Dataset rows describing interfaces:
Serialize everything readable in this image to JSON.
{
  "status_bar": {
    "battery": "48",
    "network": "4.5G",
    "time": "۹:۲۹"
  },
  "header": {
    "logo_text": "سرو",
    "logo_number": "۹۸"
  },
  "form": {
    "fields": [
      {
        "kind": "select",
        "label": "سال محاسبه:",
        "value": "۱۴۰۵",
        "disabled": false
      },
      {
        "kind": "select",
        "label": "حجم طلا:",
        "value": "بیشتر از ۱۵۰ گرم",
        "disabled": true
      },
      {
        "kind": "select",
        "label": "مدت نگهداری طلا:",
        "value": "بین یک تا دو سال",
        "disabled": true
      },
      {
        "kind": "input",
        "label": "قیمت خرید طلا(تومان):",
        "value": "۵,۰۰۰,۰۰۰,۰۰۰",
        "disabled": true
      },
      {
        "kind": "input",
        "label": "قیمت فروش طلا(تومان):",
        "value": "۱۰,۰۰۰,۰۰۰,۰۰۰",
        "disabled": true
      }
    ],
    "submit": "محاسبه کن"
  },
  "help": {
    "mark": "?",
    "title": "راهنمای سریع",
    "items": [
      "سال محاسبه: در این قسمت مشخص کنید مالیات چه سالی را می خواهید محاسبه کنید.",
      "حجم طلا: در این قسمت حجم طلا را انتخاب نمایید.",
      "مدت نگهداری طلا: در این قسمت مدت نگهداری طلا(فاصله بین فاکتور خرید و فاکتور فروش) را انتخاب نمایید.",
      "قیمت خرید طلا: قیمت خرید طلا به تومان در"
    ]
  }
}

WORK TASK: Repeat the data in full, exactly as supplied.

ANSWER:
Serialize everything readable in this image to JSON.
{
  "status_bar": {
    "battery": "48",
    "network": "4.5G",
    "time": "۹:۲۹"
  },
  "header": {
    "logo_text": "سرو",
    "logo_number": "۹۸"
  },
  "form": {
    "fields": [
      {
        "kind": "select",
        "label": "سال محاسبه:",
        "value": "۱۴۰۵",
        "disabled": false
      },
      {
        "kind": "select",
        "label": "حجم طلا:",
        "value": "بیشتر از ۱۵۰ گرم",
        "disabled": true
      },
      {
        "kind": "select",
        "label": "مدت نگهداری طلا:",
        "value": "بین یک تا دو سال",
        "disabled": true
      },
      {
        "kind": "input",
        "label": "قیمت خرید طلا(تومان):",
        "value": "۵,۰۰۰,۰۰۰,۰۰۰",
        "disabled": true
      },
      {
        "kind": "input",
        "label": "قیمت فروش طلا(تومان):",
        "value": "۱۰,۰۰۰,۰۰۰,۰۰۰",
        "disabled": true
      }
    ],
    "submit": "محاسبه کن"
  },
  "help": {
    "mark": "?",
    "title": "راهنمای سریع",
    "items": [
      "سال محاسبه: در این قسمت مشخص کنید مالیات چه سالی را می خواهید محاسبه کنید.",
      "حجم طلا: در این قسمت حجم طلا را انتخاب نمایید.",
      "مدت نگهداری طلا: در این قسمت مدت نگهداری طلا(فاصله بین فاکتور خرید و فاکتور فروش) را انتخاب نمایید.",
      "قیمت خرید طلا: قیمت خرید طلا به تومان در"
    ]
  }
}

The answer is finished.